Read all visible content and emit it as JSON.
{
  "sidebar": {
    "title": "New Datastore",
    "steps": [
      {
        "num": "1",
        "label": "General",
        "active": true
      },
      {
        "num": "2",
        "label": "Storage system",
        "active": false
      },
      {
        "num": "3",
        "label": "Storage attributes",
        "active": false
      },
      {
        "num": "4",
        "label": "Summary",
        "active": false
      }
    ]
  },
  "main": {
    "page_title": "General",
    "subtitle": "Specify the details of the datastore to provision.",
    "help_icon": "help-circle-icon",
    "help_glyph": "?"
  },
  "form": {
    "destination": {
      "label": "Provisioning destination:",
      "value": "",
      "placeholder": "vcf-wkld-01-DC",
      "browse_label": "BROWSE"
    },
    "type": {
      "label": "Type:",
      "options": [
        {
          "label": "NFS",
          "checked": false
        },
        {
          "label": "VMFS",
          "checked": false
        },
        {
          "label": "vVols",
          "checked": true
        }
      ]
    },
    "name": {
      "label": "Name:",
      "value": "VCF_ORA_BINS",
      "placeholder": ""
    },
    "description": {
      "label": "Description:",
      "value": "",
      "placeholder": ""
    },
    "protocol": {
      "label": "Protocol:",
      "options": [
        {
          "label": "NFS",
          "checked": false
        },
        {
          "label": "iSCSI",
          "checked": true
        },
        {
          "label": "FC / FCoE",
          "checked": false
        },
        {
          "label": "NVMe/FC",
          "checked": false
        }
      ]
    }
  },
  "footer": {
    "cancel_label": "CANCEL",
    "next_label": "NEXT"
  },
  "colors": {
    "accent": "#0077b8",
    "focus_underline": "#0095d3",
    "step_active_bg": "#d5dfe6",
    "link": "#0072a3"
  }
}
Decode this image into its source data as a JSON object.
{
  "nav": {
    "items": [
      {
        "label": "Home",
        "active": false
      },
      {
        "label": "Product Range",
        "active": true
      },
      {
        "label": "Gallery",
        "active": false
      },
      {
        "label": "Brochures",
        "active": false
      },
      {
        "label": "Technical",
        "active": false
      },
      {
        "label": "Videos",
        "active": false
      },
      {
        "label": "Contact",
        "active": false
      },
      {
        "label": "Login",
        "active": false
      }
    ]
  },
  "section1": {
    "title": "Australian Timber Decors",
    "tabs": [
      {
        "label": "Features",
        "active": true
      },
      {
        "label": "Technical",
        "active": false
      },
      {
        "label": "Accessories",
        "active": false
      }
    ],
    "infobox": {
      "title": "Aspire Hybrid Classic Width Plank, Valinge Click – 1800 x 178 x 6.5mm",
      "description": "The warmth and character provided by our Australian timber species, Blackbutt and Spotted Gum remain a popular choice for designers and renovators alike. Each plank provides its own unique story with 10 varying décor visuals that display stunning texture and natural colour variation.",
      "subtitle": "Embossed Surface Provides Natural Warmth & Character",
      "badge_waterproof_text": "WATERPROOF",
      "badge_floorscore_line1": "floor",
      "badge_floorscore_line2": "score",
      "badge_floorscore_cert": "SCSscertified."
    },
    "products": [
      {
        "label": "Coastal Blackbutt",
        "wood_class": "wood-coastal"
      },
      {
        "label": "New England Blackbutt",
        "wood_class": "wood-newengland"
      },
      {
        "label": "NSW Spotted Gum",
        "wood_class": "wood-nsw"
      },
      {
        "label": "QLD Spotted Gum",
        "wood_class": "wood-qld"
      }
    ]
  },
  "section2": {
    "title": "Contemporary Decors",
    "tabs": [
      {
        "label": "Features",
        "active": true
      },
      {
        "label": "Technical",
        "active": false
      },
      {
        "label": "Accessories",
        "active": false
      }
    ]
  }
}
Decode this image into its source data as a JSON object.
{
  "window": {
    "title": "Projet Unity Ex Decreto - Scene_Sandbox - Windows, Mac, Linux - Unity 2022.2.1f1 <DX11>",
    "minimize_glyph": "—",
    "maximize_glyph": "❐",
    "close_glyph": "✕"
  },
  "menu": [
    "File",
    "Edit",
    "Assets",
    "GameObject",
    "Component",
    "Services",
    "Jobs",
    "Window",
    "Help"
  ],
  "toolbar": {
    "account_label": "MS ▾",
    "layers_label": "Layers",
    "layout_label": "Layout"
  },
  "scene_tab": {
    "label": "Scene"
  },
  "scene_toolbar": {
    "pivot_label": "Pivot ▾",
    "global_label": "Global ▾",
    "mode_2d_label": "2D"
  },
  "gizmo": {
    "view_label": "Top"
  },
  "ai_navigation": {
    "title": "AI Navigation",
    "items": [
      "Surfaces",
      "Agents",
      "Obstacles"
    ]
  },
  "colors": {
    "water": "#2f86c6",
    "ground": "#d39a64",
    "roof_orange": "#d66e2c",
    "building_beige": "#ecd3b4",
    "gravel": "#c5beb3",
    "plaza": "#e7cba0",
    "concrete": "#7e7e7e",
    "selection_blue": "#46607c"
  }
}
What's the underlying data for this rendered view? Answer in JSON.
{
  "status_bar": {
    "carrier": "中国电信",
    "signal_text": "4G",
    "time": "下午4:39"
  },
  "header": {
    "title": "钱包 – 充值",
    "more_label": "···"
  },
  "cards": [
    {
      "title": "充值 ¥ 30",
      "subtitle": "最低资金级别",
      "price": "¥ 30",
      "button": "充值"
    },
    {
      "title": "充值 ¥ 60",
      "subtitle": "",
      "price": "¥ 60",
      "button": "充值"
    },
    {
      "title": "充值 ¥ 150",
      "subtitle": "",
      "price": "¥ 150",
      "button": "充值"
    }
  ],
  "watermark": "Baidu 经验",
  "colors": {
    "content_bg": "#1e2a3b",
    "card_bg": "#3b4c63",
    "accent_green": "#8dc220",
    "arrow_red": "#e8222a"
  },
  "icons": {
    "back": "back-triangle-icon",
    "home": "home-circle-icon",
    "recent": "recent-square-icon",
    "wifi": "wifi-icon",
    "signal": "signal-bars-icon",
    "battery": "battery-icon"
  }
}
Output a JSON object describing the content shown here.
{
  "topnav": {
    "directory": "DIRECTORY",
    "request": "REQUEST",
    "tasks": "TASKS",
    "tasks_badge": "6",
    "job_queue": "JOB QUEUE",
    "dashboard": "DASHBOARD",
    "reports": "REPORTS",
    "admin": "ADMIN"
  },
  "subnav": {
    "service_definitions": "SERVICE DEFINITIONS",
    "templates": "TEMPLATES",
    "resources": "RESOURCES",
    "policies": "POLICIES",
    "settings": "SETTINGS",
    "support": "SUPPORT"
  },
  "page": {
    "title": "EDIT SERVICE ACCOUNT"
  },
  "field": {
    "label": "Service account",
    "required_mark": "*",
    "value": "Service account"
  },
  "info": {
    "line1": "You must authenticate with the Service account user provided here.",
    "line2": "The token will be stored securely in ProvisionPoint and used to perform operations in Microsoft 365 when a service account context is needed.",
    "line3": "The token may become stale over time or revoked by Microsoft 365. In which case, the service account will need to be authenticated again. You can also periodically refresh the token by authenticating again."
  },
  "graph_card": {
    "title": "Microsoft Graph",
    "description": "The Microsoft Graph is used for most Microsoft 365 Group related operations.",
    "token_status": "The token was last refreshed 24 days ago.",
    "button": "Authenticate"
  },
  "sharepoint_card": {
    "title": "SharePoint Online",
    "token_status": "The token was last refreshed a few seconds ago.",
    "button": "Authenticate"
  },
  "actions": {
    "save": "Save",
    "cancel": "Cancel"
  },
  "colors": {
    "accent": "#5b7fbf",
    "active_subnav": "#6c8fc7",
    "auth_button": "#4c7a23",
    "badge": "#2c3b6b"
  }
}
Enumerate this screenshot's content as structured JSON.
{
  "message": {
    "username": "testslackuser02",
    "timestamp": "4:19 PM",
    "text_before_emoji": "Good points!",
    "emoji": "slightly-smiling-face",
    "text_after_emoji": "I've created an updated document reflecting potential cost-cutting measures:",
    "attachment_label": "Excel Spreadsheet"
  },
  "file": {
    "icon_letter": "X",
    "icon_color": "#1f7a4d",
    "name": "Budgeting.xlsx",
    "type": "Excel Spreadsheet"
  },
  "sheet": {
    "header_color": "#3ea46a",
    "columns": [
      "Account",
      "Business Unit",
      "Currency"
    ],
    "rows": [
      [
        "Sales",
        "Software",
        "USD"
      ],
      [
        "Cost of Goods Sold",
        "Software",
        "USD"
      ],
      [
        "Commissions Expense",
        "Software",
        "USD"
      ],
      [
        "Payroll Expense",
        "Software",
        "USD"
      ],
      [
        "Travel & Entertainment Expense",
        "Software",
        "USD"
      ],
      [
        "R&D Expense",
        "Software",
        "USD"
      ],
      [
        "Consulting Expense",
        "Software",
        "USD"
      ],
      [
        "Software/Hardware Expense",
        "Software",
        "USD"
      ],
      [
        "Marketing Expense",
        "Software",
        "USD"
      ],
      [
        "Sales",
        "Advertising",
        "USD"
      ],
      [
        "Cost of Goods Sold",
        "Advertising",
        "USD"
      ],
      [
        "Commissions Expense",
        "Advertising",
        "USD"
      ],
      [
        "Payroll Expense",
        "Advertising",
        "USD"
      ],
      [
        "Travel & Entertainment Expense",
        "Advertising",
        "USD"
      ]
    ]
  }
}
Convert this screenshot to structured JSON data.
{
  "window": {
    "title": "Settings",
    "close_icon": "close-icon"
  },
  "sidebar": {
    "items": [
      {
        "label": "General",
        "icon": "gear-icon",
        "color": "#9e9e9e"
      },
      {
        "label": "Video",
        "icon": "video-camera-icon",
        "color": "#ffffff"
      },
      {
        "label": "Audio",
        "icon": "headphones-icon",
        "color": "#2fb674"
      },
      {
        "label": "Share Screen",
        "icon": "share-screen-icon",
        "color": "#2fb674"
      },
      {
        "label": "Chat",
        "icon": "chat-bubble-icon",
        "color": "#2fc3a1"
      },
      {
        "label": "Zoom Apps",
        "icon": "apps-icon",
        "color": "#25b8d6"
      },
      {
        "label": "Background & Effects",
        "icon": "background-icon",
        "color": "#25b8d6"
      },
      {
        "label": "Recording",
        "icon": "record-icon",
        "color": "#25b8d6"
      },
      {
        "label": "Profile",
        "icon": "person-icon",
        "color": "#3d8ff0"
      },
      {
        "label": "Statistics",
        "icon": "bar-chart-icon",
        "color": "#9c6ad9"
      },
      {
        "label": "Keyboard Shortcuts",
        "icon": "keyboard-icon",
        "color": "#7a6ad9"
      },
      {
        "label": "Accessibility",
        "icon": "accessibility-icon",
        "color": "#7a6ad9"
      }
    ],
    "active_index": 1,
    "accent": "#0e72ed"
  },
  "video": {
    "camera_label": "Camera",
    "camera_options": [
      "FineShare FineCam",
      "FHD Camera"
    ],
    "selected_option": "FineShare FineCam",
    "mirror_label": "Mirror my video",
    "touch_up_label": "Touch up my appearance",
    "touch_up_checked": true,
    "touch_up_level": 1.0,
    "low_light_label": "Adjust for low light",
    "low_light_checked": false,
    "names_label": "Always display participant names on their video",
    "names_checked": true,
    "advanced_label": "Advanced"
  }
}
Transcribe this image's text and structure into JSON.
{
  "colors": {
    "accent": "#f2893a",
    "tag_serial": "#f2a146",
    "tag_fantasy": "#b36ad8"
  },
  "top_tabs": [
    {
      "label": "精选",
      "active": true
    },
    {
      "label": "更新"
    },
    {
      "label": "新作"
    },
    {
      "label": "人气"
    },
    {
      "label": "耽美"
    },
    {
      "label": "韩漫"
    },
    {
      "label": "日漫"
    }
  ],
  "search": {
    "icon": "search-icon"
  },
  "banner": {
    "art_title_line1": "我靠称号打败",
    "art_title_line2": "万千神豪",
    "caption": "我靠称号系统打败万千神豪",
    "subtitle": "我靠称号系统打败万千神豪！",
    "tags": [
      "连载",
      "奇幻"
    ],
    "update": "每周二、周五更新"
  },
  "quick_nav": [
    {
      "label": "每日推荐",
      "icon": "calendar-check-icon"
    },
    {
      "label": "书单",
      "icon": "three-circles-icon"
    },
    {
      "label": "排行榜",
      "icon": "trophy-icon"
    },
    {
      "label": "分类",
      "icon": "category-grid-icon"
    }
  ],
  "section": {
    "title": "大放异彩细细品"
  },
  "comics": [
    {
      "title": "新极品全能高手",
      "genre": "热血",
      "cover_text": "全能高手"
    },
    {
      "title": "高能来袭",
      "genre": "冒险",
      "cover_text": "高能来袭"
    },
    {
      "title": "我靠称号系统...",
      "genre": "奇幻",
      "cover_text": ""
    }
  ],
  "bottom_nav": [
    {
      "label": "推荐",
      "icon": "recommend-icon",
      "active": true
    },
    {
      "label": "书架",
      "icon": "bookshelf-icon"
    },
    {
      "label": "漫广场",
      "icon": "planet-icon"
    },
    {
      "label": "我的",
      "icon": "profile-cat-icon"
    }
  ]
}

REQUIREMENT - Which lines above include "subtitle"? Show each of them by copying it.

TASK OUTPUT -
    "subtitle": "Specify the details of the datastore to provision.",
      "subtitle": "Embossed Surface Provides Natural Warmth & Character",
      "subtitle": "最低资金级别",
      "subtitle": "",
      "subtitle": "",
    "subtitle": "我靠称号系统打败万千神豪！",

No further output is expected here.